EXERCISE MATERIAL START

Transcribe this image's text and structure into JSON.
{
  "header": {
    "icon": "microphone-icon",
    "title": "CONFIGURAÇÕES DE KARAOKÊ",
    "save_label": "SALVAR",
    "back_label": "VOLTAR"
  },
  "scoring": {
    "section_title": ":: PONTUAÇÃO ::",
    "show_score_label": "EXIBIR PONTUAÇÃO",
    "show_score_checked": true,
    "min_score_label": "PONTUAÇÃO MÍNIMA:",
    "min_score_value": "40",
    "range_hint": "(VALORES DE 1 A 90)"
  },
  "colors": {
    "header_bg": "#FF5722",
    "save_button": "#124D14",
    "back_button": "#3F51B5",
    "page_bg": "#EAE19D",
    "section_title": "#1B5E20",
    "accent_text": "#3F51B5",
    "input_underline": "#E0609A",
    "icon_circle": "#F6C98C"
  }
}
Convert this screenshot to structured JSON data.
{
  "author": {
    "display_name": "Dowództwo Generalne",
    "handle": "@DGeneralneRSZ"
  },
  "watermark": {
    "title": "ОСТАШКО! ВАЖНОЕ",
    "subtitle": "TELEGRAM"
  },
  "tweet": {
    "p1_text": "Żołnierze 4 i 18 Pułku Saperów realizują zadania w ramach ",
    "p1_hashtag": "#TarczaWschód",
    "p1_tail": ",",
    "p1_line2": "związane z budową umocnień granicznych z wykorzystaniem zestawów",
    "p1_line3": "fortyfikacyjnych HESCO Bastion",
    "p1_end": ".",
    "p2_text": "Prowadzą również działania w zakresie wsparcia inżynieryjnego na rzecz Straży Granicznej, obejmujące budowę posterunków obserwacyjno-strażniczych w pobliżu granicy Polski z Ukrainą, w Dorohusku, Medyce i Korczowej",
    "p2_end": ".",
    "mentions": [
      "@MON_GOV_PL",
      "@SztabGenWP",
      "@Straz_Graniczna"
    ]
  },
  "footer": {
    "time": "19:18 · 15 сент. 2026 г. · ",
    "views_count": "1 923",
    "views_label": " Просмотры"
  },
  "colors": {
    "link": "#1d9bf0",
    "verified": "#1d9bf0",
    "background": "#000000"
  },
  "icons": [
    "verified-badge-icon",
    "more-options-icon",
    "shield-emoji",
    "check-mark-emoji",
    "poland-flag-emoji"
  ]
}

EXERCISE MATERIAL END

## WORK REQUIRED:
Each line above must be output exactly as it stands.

## WRITTEN SOLUTION:
Transcribe this image's text and structure into JSON.
{
  "header": {
    "icon": "microphone-icon",
    "title": "CONFIGURAÇÕES DE KARAOKÊ",
    "save_label": "SALVAR",
    "back_label": "VOLTAR"
  },
  "scoring": {
    "section_title": ":: PONTUAÇÃO ::",
    "show_score_label": "EXIBIR PONTUAÇÃO",
    "show_score_checked": true,
    "min_score_label": "PONTUAÇÃO MÍNIMA:",
    "min_score_value": "40",
    "range_hint": "(VALORES DE 1 A 90)"
  },
  "colors": {
    "header_bg": "#FF5722",
    "save_button": "#124D14",
    "back_button": "#3F51B5",
    "page_bg": "#EAE19D",
    "section_title": "#1B5E20",
    "accent_text": "#3F51B5",
    "input_underline": "#E0609A",
    "icon_circle": "#F6C98C"
  }
}
Convert this screenshot to structured JSON data.
{
  "author": {
    "display_name": "Dowództwo Generalne",
    "handle": "@DGeneralneRSZ"
  },
  "watermark": {
    "title": "ОСТАШКО! ВАЖНОЕ",
    "subtitle": "TELEGRAM"
  },
  "tweet": {
    "p1_text": "Żołnierze 4 i 18 Pułku Saperów realizują zadania w ramach ",
    "p1_hashtag": "#TarczaWschód",
    "p1_tail": ",",
    "p1_line2": "związane z budową umocnień granicznych z wykorzystaniem zestawów",
    "p1_line3": "fortyfikacyjnych HESCO Bastion",
    "p1_end": ".",
    "p2_text": "Prowadzą również działania w zakresie wsparcia inżynieryjnego na rzecz Straży Granicznej, obejmujące budowę posterunków obserwacyjno-strażniczych w pobliżu granicy Polski z Ukrainą, w Dorohusku, Medyce i Korczowej",
    "p2_end": ".",
    "mentions": [
      "@MON_GOV_PL",
      "@SztabGenWP",
      "@Straz_Graniczna"
    ]
  },
  "footer": {
    "time": "19:18 · 15 сент. 2026 г. · ",
    "views_count": "1 923",
    "views_label": " Просмотры"
  },
  "colors": {
    "link": "#1d9bf0",
    "verified": "#1d9bf0",
    "background": "#000000"
  },
  "icons": [
    "verified-badge-icon",
    "more-options-icon",
    "shield-emoji",
    "check-mark-emoji",
    "poland-flag-emoji"
  ]
}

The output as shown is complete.